### What the task asks:
Copy out all lines in the data below containing the string "this".

### Information provided:
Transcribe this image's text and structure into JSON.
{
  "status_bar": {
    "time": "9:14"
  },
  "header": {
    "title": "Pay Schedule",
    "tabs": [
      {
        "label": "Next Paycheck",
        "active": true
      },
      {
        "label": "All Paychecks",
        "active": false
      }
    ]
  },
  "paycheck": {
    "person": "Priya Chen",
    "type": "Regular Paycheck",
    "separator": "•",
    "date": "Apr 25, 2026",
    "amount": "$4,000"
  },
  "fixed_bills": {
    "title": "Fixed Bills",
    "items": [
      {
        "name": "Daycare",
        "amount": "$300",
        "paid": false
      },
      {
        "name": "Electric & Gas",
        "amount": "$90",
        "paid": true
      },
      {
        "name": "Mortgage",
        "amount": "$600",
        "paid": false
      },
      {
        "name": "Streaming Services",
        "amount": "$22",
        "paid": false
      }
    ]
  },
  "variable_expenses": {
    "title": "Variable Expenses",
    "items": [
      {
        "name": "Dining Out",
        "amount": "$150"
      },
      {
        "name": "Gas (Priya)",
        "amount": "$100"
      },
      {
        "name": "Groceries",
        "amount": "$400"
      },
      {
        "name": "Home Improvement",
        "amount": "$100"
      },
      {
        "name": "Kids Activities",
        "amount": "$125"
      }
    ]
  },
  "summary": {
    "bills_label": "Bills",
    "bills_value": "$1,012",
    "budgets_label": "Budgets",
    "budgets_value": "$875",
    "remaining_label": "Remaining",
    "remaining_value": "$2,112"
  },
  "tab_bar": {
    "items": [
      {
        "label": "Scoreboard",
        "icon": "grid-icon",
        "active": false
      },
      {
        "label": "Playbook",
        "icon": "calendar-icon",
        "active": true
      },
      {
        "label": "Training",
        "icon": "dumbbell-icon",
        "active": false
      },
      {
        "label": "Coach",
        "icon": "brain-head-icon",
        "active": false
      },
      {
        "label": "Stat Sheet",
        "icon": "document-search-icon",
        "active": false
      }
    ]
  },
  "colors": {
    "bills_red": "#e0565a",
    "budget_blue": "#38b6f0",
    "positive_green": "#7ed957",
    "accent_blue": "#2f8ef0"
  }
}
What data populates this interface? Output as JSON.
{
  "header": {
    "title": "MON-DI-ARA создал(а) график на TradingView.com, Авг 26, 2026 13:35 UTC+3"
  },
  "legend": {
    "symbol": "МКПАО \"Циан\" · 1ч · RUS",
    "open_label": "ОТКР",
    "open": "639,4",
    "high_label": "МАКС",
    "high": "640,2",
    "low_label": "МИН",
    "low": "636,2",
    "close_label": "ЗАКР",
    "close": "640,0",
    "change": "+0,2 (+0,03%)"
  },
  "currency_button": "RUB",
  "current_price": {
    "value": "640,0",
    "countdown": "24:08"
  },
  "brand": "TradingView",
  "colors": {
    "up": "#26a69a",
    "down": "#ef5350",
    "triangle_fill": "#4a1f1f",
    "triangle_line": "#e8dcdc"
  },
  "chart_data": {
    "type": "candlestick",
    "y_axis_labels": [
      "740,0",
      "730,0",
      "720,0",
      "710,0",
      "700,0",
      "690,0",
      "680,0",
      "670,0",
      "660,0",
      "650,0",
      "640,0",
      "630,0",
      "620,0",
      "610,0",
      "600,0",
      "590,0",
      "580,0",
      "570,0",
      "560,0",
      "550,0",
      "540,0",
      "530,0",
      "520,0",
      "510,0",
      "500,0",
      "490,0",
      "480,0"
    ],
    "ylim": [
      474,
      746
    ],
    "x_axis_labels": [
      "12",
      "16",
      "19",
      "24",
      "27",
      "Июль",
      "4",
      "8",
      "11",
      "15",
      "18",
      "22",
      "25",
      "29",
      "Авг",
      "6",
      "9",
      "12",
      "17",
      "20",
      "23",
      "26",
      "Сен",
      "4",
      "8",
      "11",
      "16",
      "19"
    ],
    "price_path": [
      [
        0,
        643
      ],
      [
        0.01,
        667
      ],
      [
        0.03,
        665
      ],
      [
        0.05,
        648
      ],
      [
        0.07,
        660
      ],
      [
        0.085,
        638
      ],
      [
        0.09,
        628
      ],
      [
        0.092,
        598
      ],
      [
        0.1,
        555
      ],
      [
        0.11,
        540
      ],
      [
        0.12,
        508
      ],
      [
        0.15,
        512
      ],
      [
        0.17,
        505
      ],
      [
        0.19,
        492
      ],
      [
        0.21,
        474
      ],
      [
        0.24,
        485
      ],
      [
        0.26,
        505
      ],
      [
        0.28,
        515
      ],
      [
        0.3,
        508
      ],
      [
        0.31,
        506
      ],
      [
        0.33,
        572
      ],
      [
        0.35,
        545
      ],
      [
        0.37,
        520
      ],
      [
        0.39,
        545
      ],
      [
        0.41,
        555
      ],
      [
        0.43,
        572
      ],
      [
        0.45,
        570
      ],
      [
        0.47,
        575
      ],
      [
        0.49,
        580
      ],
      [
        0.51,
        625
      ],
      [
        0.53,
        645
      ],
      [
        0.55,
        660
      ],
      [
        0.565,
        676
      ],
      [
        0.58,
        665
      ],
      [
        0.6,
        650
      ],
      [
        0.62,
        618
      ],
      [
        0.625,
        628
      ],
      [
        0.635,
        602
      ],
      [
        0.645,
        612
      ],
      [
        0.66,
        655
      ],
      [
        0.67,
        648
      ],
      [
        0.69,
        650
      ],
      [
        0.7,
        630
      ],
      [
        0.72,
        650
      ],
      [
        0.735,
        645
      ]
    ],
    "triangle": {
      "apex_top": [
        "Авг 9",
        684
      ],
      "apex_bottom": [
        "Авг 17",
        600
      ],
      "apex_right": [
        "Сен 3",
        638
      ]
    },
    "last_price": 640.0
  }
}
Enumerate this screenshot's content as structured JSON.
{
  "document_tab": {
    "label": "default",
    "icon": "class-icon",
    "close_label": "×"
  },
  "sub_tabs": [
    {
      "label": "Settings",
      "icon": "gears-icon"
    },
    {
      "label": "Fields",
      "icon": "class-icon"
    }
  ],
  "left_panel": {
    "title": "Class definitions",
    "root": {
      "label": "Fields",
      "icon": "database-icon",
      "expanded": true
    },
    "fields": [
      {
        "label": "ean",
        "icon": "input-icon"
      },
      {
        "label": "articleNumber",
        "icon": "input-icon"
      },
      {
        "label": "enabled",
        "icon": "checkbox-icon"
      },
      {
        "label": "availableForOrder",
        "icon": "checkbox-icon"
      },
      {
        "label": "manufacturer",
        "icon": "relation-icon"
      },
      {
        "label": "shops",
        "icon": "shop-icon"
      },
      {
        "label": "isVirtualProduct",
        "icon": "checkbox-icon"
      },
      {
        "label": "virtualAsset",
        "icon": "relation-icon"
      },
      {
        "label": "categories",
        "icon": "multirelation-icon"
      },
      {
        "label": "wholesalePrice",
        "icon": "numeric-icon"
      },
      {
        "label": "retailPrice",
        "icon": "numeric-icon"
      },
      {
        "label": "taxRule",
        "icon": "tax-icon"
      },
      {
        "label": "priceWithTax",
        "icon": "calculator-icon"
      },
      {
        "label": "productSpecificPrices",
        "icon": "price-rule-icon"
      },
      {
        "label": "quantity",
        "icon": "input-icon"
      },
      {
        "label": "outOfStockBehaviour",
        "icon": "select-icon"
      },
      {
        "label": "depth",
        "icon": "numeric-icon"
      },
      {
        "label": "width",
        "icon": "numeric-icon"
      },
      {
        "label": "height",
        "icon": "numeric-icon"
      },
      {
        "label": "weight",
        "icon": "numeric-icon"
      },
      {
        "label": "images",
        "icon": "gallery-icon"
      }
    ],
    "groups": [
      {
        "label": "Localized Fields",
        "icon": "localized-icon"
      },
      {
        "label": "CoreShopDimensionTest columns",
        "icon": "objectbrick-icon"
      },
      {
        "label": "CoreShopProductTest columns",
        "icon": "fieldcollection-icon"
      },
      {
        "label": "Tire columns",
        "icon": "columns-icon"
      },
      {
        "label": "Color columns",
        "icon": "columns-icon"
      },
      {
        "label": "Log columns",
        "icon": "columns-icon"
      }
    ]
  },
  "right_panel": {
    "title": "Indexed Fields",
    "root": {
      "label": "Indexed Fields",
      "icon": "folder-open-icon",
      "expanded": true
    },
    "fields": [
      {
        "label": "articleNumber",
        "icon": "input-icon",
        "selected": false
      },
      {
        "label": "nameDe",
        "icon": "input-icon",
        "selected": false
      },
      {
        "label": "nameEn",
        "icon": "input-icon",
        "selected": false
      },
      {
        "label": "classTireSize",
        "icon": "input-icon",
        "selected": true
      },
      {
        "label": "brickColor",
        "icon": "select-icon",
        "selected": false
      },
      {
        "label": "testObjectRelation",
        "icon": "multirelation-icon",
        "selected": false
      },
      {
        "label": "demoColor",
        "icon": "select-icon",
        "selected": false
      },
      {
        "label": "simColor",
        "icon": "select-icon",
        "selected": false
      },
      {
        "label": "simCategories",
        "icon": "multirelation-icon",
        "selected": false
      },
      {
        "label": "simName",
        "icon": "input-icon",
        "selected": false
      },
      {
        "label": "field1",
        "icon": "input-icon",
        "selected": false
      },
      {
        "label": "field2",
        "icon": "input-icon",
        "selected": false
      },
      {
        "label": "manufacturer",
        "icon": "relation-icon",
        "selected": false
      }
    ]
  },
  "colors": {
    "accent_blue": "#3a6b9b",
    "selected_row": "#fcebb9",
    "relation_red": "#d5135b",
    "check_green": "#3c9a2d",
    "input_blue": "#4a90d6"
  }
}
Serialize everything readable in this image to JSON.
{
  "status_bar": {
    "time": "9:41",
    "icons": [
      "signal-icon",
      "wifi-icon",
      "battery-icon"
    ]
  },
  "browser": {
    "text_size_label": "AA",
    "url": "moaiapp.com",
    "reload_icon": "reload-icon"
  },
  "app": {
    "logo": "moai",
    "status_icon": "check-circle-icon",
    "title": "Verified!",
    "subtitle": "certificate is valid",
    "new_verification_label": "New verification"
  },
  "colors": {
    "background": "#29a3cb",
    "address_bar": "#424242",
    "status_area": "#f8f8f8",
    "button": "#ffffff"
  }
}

### Solution to the exercise:
Transcribe this image's text and structure into JSON.
What data populates this interface? Output as JSON.
Enumerate this screenshot's content as structured JSON.
Serialize everything readable in this image to JSON.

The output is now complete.